Work order =
Once the pictures are set aside, copy the data below exactly as it stands.

Data to use =
------------------------------------

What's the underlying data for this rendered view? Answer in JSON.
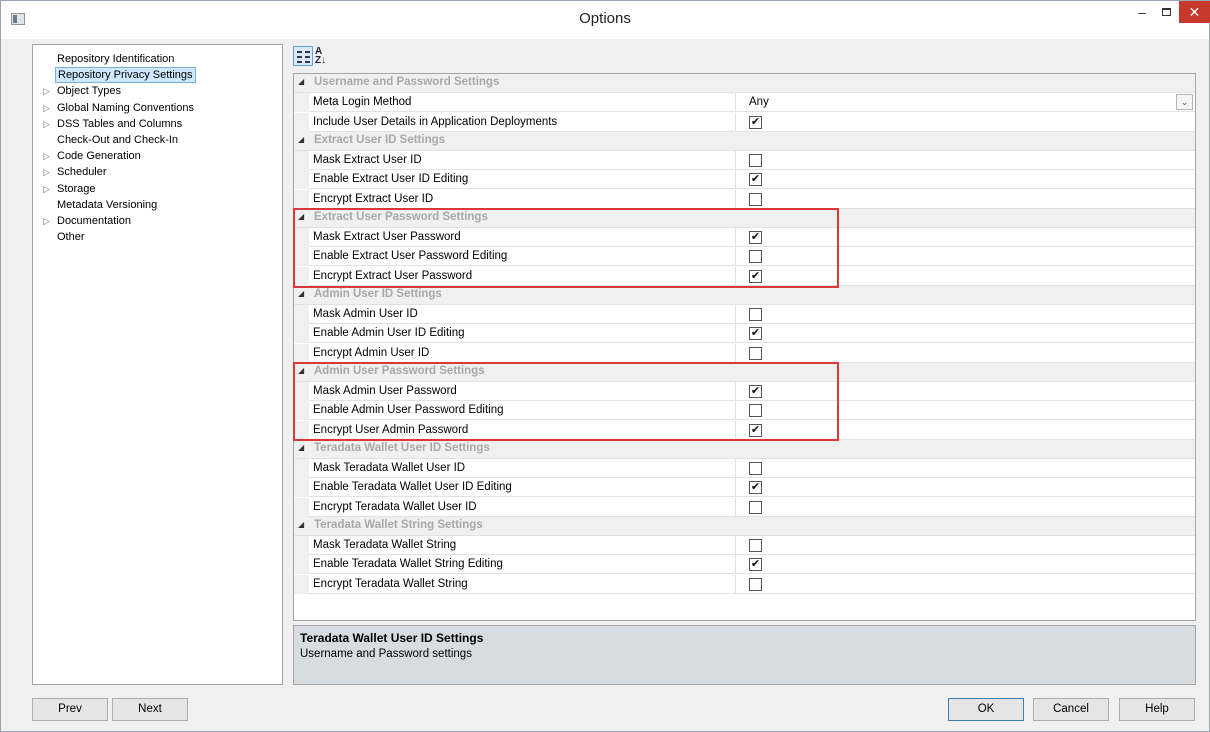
{
  "window": {
    "title": "Options",
    "minimize": "–",
    "close": "✕"
  },
  "tree": {
    "items": [
      {
        "label": "Repository Identification",
        "arrow": ""
      },
      {
        "label": "Repository Privacy Settings",
        "arrow": "",
        "selected": true
      },
      {
        "label": "Object Types",
        "arrow": "▷"
      },
      {
        "label": "Global Naming Conventions",
        "arrow": "▷"
      },
      {
        "label": "DSS Tables and Columns",
        "arrow": "▷"
      },
      {
        "label": "Check-Out and Check-In",
        "arrow": ""
      },
      {
        "label": "Code Generation",
        "arrow": "▷"
      },
      {
        "label": "Scheduler",
        "arrow": "▷"
      },
      {
        "label": "Storage",
        "arrow": "▷"
      },
      {
        "label": "Metadata Versioning",
        "arrow": ""
      },
      {
        "label": "Documentation",
        "arrow": "▷"
      },
      {
        "label": "Other",
        "arrow": ""
      }
    ]
  },
  "toolbar": {
    "categorized_icon": "categorized-icon",
    "alphabetical_icon": "alphabetical-sort-icon",
    "alpha_glyph": "A\nZ↓"
  },
  "grid": {
    "rows": [
      {
        "type": "cat",
        "label": "Username and Password Settings"
      },
      {
        "type": "dropdown",
        "label": "Meta Login Method",
        "value": "Any"
      },
      {
        "type": "check",
        "label": "Include User Details in Application Deployments",
        "checked": true
      },
      {
        "type": "cat",
        "label": "Extract User ID Settings"
      },
      {
        "type": "check",
        "label": "Mask Extract User ID",
        "checked": false
      },
      {
        "type": "check",
        "label": "Enable Extract User ID Editing",
        "checked": true
      },
      {
        "type": "check",
        "label": "Encrypt Extract User ID",
        "checked": false
      },
      {
        "type": "cat",
        "label": "Extract User Password Settings"
      },
      {
        "type": "check",
        "label": "Mask Extract User Password",
        "checked": true
      },
      {
        "type": "check",
        "label": "Enable Extract User Password Editing",
        "checked": false
      },
      {
        "type": "check",
        "label": "Encrypt Extract User Password",
        "checked": true
      },
      {
        "type": "cat",
        "label": "Admin User ID Settings"
      },
      {
        "type": "check",
        "label": "Mask Admin User ID",
        "checked": false
      },
      {
        "type": "check",
        "label": "Enable Admin User ID Editing",
        "checked": true
      },
      {
        "type": "check",
        "label": "Encrypt Admin User ID",
        "checked": false
      },
      {
        "type": "cat",
        "label": "Admin User Password Settings"
      },
      {
        "type": "check",
        "label": "Mask Admin User Password",
        "checked": true
      },
      {
        "type": "check",
        "label": "Enable Admin User Password Editing",
        "checked": false
      },
      {
        "type": "check",
        "label": "Encrypt User Admin Password",
        "checked": true
      },
      {
        "type": "cat",
        "label": "Teradata Wallet User ID Settings"
      },
      {
        "type": "check",
        "label": "Mask Teradata Wallet User ID",
        "checked": false
      },
      {
        "type": "check",
        "label": "Enable Teradata Wallet User ID Editing",
        "checked": true
      },
      {
        "type": "check",
        "label": "Encrypt Teradata Wallet User ID",
        "checked": false
      },
      {
        "type": "cat",
        "label": "Teradata Wallet String Settings"
      },
      {
        "type": "check",
        "label": "Mask Teradata Wallet String",
        "checked": false
      },
      {
        "type": "check",
        "label": "Enable Teradata Wallet String Editing",
        "checked": true
      },
      {
        "type": "check",
        "label": "Encrypt Teradata Wallet String",
        "checked": false
      }
    ]
  },
  "description": {
    "title": "Teradata Wallet User ID Settings",
    "text": "Username and Password settings"
  },
  "buttons": {
    "prev": "Prev",
    "next": "Next",
    "ok": "OK",
    "cancel": "Cancel",
    "help": "Help"
  },
  "colors": {
    "highlight": "#d9393b",
    "close": "#c7392d",
    "selection": "#cde8ff"
  }
}
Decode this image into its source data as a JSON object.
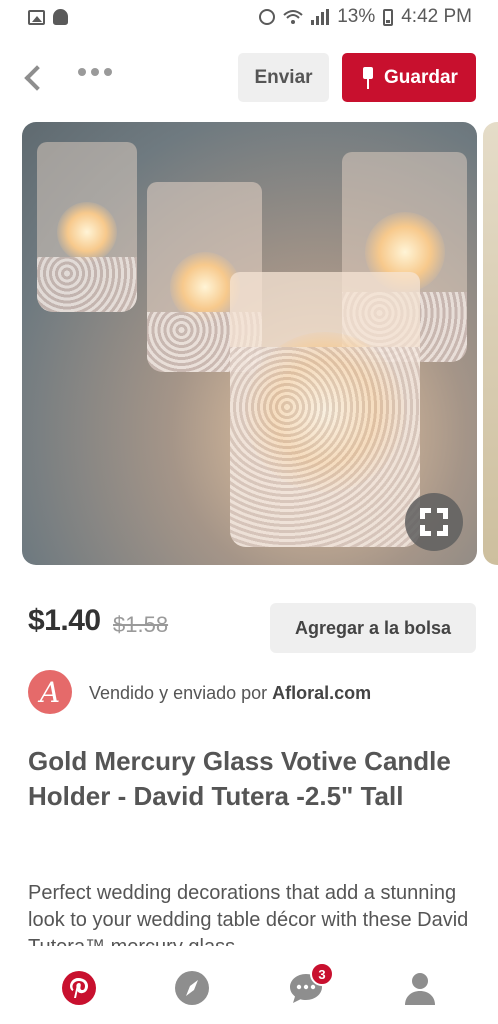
{
  "status_bar": {
    "battery": "13%",
    "time": "4:42 PM",
    "icons": [
      "gallery-icon",
      "snapchat-icon",
      "alarm-icon",
      "wifi-icon",
      "signal-icon",
      "battery-icon"
    ]
  },
  "header": {
    "back_icon": "chevron-left-icon",
    "more_icon": "more-horizontal-icon",
    "send_label": "Enviar",
    "save_label": "Guardar",
    "save_icon": "pin-icon"
  },
  "pin": {
    "image_alt": "Votive candle holders",
    "fullscreen_icon": "expand-icon",
    "price": "$1.40",
    "old_price": "$1.58",
    "add_to_bag_label": "Agregar a la bolsa",
    "seller": {
      "avatar_letter": "A",
      "prefix": "Vendido y enviado por",
      "name": "Afloral.com"
    },
    "title": "Gold Mercury Glass Votive Candle Holder - David Tutera -2.5\" Tall",
    "description": "Perfect wedding decorations that add a stunning look to your wedding table décor with these David Tutera™ mercury glass"
  },
  "bottom_nav": {
    "items": [
      "home-icon",
      "explore-icon",
      "messages-icon",
      "profile-icon"
    ],
    "messages_badge": "3"
  },
  "colors": {
    "brand_red": "#c8102e",
    "button_gray": "#efefef",
    "text": "#555555",
    "avatar": "#e56a6a"
  }
}
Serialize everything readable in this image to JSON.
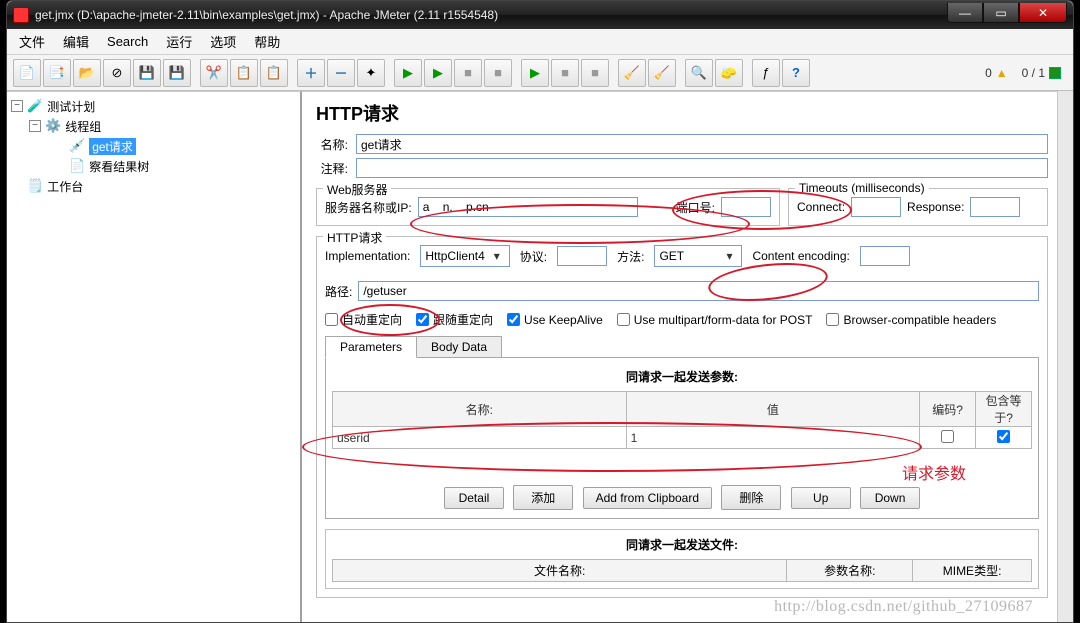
{
  "titlebar": {
    "title": "get.jmx (D:\\apache-jmeter-2.11\\bin\\examples\\get.jmx) - Apache JMeter (2.11 r1554548)"
  },
  "menu": {
    "file": "文件",
    "edit": "编辑",
    "search": "Search",
    "run": "运行",
    "options": "选项",
    "help": "帮助"
  },
  "status": {
    "left": "0",
    "right": "0 / 1"
  },
  "tree": {
    "root": "测试计划",
    "g0": "线程组",
    "sel": "get请求",
    "v0": "察看结果树",
    "wb": "工作台"
  },
  "form": {
    "h1": "HTTP请求",
    "name_lbl": "名称:",
    "name_val": "get请求",
    "comment_lbl": "注释:",
    "comment_ph": ""
  },
  "web": {
    "legend": "Web服务器",
    "server_lbl": "服务器名称或IP:",
    "server_val": "a    n.    p.cn",
    "port_lbl": "端口号:",
    "port_val": ""
  },
  "timeout": {
    "legend": "Timeouts (milliseconds)",
    "connect_lbl": "Connect:",
    "resp_lbl": "Response:"
  },
  "http": {
    "legend": "HTTP请求",
    "impl_lbl": "Implementation:",
    "impl_val": "HttpClient4",
    "proto_lbl": "协议:",
    "proto_val": "",
    "method_lbl": "方法:",
    "method_val": "GET",
    "enc_lbl": "Content encoding:",
    "enc_val": "",
    "path_lbl": "路径:",
    "path_val": "/getuser",
    "auto": "自动重定向",
    "follow": "跟随重定向",
    "keep": "Use KeepAlive",
    "multipart": "Use multipart/form-data for POST",
    "compat": "Browser-compatible headers"
  },
  "tabs": {
    "params": "Parameters",
    "body": "Body Data"
  },
  "params": {
    "title": "同请求一起发送参数:",
    "col_name": "名称:",
    "col_value": "值",
    "col_enc": "编码?",
    "col_inc": "包含等于?",
    "row0_name": "userid",
    "row0_value": "1"
  },
  "btns": {
    "detail": "Detail",
    "add": "添加",
    "clip": "Add from Clipboard",
    "del": "删除",
    "up": "Up",
    "down": "Down"
  },
  "files": {
    "title": "同请求一起发送文件:",
    "col_name": "文件名称:",
    "col_param": "参数名称:",
    "col_mime": "MIME类型:"
  },
  "annot": {
    "req_params": "请求参数"
  },
  "watermark": "http://blog.csdn.net/github_27109687"
}
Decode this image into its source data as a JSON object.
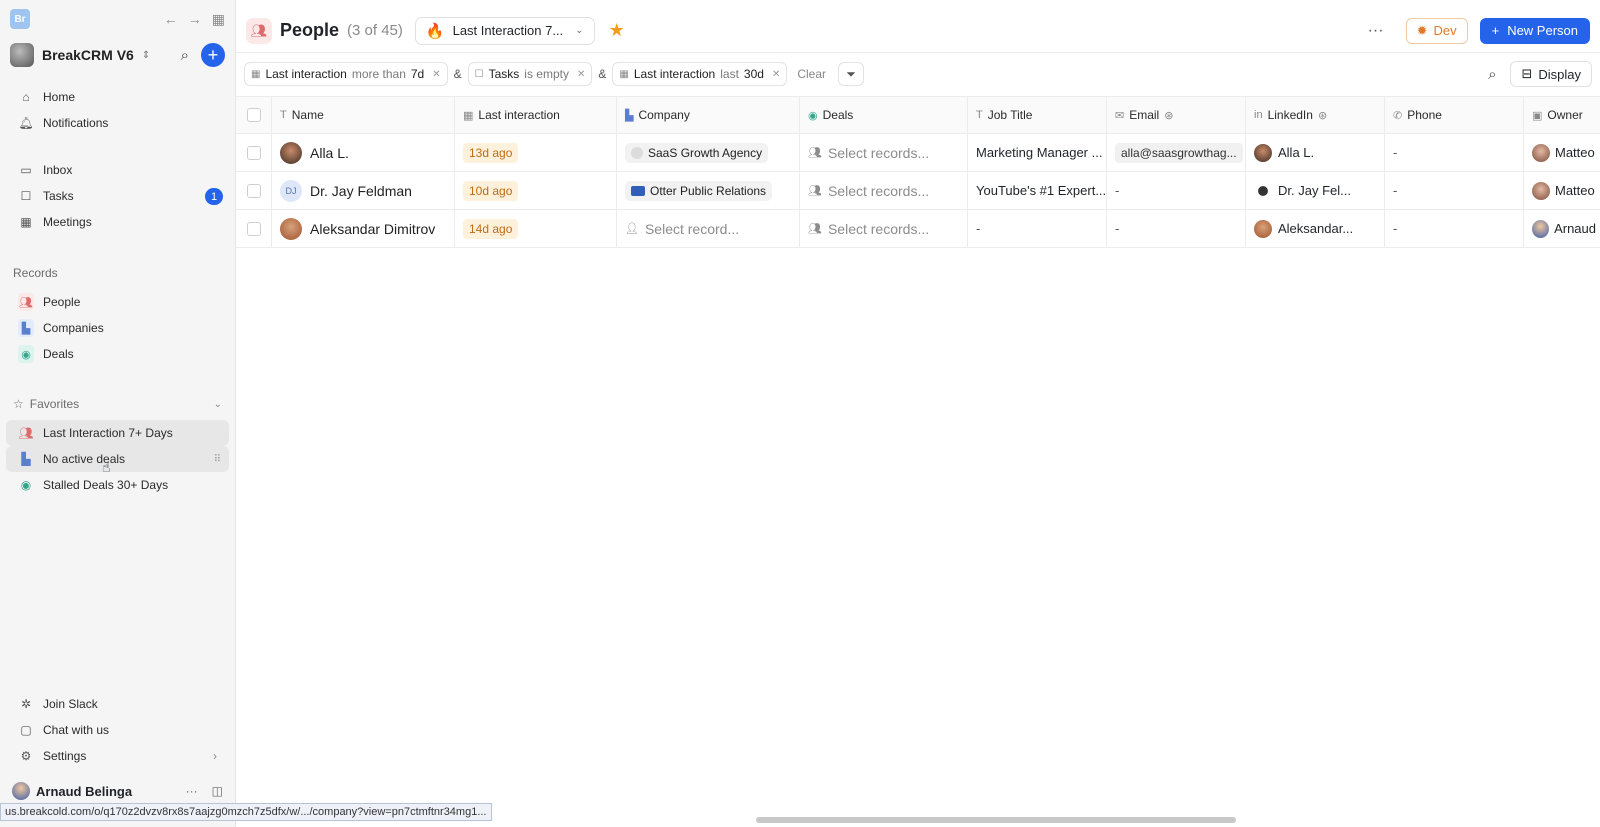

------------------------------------

Reply to the task =
What's the underlying data for this rendered view? Answer in JSON.
{
  "window": {
    "title": "Options",
    "minimize": "–",
    "close": "✕"
  },
  "tree": {
    "items": [
      {
        "label": "Repository Identification",
        "arrow": ""
      },
      {
        "label": "Repository Privacy Settings",
        "arrow": "",
        "selected": true
      },
      {
        "label": "Object Types",
        "arrow": "▷"
      },
      {
        "label": "Global Naming Conventions",
        "arrow": "▷"
      },
      {
        "label": "DSS Tables and Columns",
        "arrow": "▷"
      },
      {
        "label": "Check-Out and Check-In",
        "arrow": ""
      },
      {
        "label": "Code Generation",
        "arrow": "▷"
      },
      {
        "label": "Scheduler",
        "arrow": "▷"
      },
      {
        "label": "Storage",
        "arrow": "▷"
      },
      {
        "label": "Metadata Versioning",
        "arrow": ""
      },
      {
        "label": "Documentation",
        "arrow": "▷"
      },
      {
        "label": "Other",
        "arrow": ""
      }
    ]
  },
  "toolbar": {
    "categorized_icon": "categorized-icon",
    "alphabetical_icon": "alphabetical-sort-icon",
    "alpha_glyph": "A\nZ↓"
  },
  "grid": {
    "rows": [
      {
        "type": "cat",
        "label": "Username and Password Settings"
      },
      {
        "type": "dropdown",
        "label": "Meta Login Method",
        "value": "Any"
      },
      {
        "type": "check",
        "label": "Include User Details in Application Deployments",
        "checked": true
      },
      {
        "type": "cat",
        "label": "Extract User ID Settings"
      },
      {
        "type": "check",
        "label": "Mask Extract User ID",
        "checked": false
      },
      {
        "type": "check",
        "label": "Enable Extract User ID Editing",
        "checked": true
      },
      {
        "type": "check",
        "label": "Encrypt Extract User ID",
        "checked": false
      },
      {
        "type": "cat",
        "label": "Extract User Password Settings"
      },
      {
        "type": "check",
        "label": "Mask Extract User Password",
        "checked": true
      },
      {
        "type": "check",
        "label": "Enable Extract User Password Editing",
        "checked": false
      },
      {
        "type": "check",
        "label": "Encrypt Extract User Password",
        "checked": true
      },
      {
        "type": "cat",
        "label": "Admin User ID Settings"
      },
      {
        "type": "check",
        "label": "Mask Admin User ID",
        "checked": false
      },
      {
        "type": "check",
        "label": "Enable Admin User ID Editing",
        "checked": true
      },
      {
        "type": "check",
        "label": "Encrypt Admin User ID",
        "checked": false
      },
      {
        "type": "cat",
        "label": "Admin User Password Settings"
      },
      {
        "type": "check",
        "label": "Mask Admin User Password",
        "checked": true
      },
      {
        "type": "check",
        "label": "Enable Admin User Password Editing",
        "checked": false
      },
      {
        "type": "check",
        "label": "Encrypt User Admin Password",
        "checked": true
      },
      {
        "type": "cat",
        "label": "Teradata Wallet User ID Settings"
      },
      {
        "type": "check",
        "label": "Mask Teradata Wallet User ID",
        "checked": false
      },
      {
        "type": "check",
        "label": "Enable Teradata Wallet User ID Editing",
        "checked": true
      },
      {
        "type": "check",
        "label": "Encrypt Teradata Wallet User ID",
        "checked": false
      },
      {
        "type": "cat",
        "label": "Teradata Wallet String Settings"
      },
      {
        "type": "check",
        "label": "Mask Teradata Wallet String",
        "checked": false
      },
      {
        "type": "check",
        "label": "Enable Teradata Wallet String Editing",
        "checked": true
      },
      {
        "type": "check",
        "label": "Encrypt Teradata Wallet String",
        "checked": false
      }
    ]
  },
  "description": {
    "title": "Teradata Wallet User ID Settings",
    "text": "Username and Password settings"
  },
  "buttons": {
    "prev": "Prev",
    "next": "Next",
    "ok": "OK",
    "cancel": "Cancel",
    "help": "Help"
  },
  "colors": {
    "highlight": "#d9393b",
    "close": "#c7392d",
    "selection": "#cde8ff"
  }
}
Decode this image into its source data as a JSON object.
{
  "status_bar": {
    "battery": "13%",
    "time": "4:42 PM",
    "icons": [
      "gallery-icon",
      "snapchat-icon",
      "alarm-icon",
      "wifi-icon",
      "signal-icon",
      "battery-icon"
    ]
  },
  "header": {
    "back_icon": "chevron-left-icon",
    "more_icon": "more-horizontal-icon",
    "send_label": "Enviar",
    "save_label": "Guardar",
    "save_icon": "pin-icon"
  },
  "pin": {
    "image_alt": "Votive candle holders",
    "fullscreen_icon": "expand-icon",
    "price": "$1.40",
    "old_price": "$1.58",
    "add_to_bag_label": "Agregar a la bolsa",
    "seller": {
      "avatar_letter": "A",
      "prefix": "Vendido y enviado por",
      "name": "Afloral.com"
    },
    "title": "Gold Mercury Glass Votive Candle Holder - David Tutera -2.5\" Tall",
    "description": "Perfect wedding decorations that add a stunning look to your wedding table décor with these David Tutera™ mercury glass"
  },
  "bottom_nav": {
    "items": [
      "home-icon",
      "explore-icon",
      "messages-icon",
      "profile-icon"
    ],
    "messages_badge": "3"
  },
  "colors": {
    "brand_red": "#c8102e",
    "button_gray": "#efefef",
    "text": "#555555",
    "avatar": "#e56a6a"
  }
}
Serialize everything readable in this image to JSON.
{
  "titlebar": {
    "title": "get.jmx (D:\\apache-jmeter-2.11\\bin\\examples\\get.jmx) - Apache JMeter (2.11 r1554548)"
  },
  "menu": {
    "file": "文件",
    "edit": "编辑",
    "search": "Search",
    "run": "运行",
    "options": "选项",
    "help": "帮助"
  },
  "status": {
    "left": "0",
    "right": "0 / 1"
  },
  "tree": {
    "root": "测试计划",
    "g0": "线程组",
    "sel": "get请求",
    "v0": "察看结果树",
    "wb": "工作台"
  },
  "form": {
    "h1": "HTTP请求",
    "name_lbl": "名称:",
    "name_val": "get请求",
    "comment_lbl": "注释:",
    "comment_ph": ""
  },
  "web": {
    "legend": "Web服务器",
    "server_lbl": "服务器名称或IP:",
    "server_val": "a    n.    p.cn",
    "port_lbl": "端口号:",
    "port_val": ""
  },
  "timeout": {
    "legend": "Timeouts (milliseconds)",
    "connect_lbl": "Connect:",
    "resp_lbl": "Response:"
  },
  "http": {
    "legend": "HTTP请求",
    "impl_lbl": "Implementation:",
    "impl_val": "HttpClient4",
    "proto_lbl": "协议:",
    "proto_val": "",
    "method_lbl": "方法:",
    "method_val": "GET",
    "enc_lbl": "Content encoding:",
    "enc_val": "",
    "path_lbl": "路径:",
    "path_val": "/getuser",
    "auto": "自动重定向",
    "follow": "跟随重定向",
    "keep": "Use KeepAlive",
    "multipart": "Use multipart/form-data for POST",
    "compat": "Browser-compatible headers"
  },
  "tabs": {
    "params": "Parameters",
    "body": "Body Data"
  },
  "params": {
    "title": "同请求一起发送参数:",
    "col_name": "名称:",
    "col_value": "值",
    "col_enc": "编码?",
    "col_inc": "包含等于?",
    "row0_name": "userid",
    "row0_value": "1"
  },
  "btns": {
    "detail": "Detail",
    "add": "添加",
    "clip": "Add from Clipboard",
    "del": "删除",
    "up": "Up",
    "down": "Down"
  },
  "files": {
    "title": "同请求一起发送文件:",
    "col_name": "文件名称:",
    "col_param": "参数名称:",
    "col_mime": "MIME类型:"
  },
  "annot": {
    "req_params": "请求参数"
  },
  "watermark": "http://blog.csdn.net/github_27109687"
}
Decode this image into its source data as a JSON object.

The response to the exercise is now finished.